Women in science education are placed in a juxtaposition of gender roles and gendered career roles. Using auto/biography and auto/ethnography, this book examines the challenges and choices of academic women in science education and how those challenges have changed, or remained consistent, since women have become a presence in science education. The book’s contributors span a temporal and spatial continuum and focus on how a variety of issues relate to the paradoxes for academic women in science education. Science is characterized as a masculine endeavor, while teaching is described as “women’s true profession”. Thus, female academics involved in science education are positioned in two paradoxes. First, as teachers they are involved in a feminized profession. However, within that profession, women faculty in science education work in a discipline viewed as a masculine enterprise. Further, these women work in educational institutions that have higher status and prestige than their sisters in elementary, middle or high schools. Second, female professors are “bearded mothers”. Women who have engaged in science education value rationality and logic and assume authority as participants in academe. The use of logic, the acceptance of authority and the assumption of power are masculine gender-stereotyped characteristics. This situation places women in a paradox, because others, including peers and students, expect them to display stereotypic female gender dispositions, such as mothering/nurturing, sacrificing their needs for others, and a commitment to the institution.

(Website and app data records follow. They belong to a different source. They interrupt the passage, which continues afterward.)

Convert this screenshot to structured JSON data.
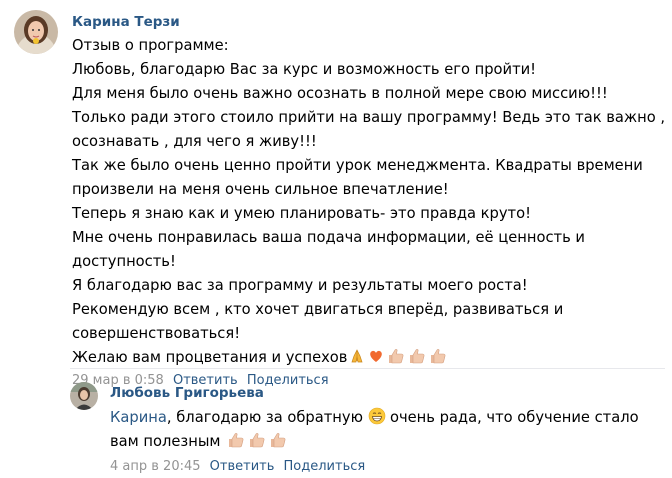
{
  "comment": {
    "author": "Карина Терзи",
    "lines": [
      "Отзыв о программе:",
      "Любовь, благодарю Вас за курс и возможность его пройти!",
      "Для меня было очень важно осознать в полной мере свою миссию!!!",
      "Только ради этого стоило прийти на вашу программу! Ведь это так важно ,",
      "осознавать , для чего я живу!!!",
      "Так же было очень ценно пройти урок менеджмента. Квадраты времени",
      "произвели на меня очень сильное впечатление!",
      "Теперь я знаю как и умею планировать- это правда круто!",
      "Мне очень понравилась ваша подача информации, её ценность и",
      "доступность!",
      "Я благодарю вас за программу и результаты моего роста!",
      "Рекомендую всем , кто хочет двигаться вперёд, развиваться и",
      "совершенствоваться!"
    ],
    "last_line": "Желаю вам процветания и успехов",
    "last_line_emojis": [
      "folded-hands-icon",
      "orange-heart-icon",
      "thumbs-up-icon",
      "thumbs-up-icon",
      "thumbs-up-icon"
    ],
    "timestamp": "29 мар в 0:58",
    "reply_label": "Ответить",
    "share_label": "Поделиться"
  },
  "reply": {
    "author": "Любовь Григорьева",
    "mention": "Карина",
    "text_part1": ", благодарю за обратную",
    "text_part2": "очень рада, что обучение стало",
    "line2": "вам полезным",
    "emojis_line1": [
      "grinning-face-icon"
    ],
    "emojis_line2": [
      "thumbs-up-icon",
      "thumbs-up-icon",
      "thumbs-up-icon"
    ],
    "timestamp": "4 апр в 20:45",
    "reply_label": "Ответить",
    "share_label": "Поделиться"
  },
  "colors": {
    "link": "#2a5885",
    "meta": "#939393",
    "divider": "#e7e8ec"
  }
}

The topics include: discussing how their engagement with science impacted their career trajectories and re-direction from science to science education, the relationships of cultural and racial factors on career trajectories, and the dialectical relationship between women’s private|public lives and their agency (collective and individual) in the academy and its enactment within academic fields. The book documents the lives and careers of academic women in science education from the United States, Australia, the Caribbean, United Kingdom, and Europe.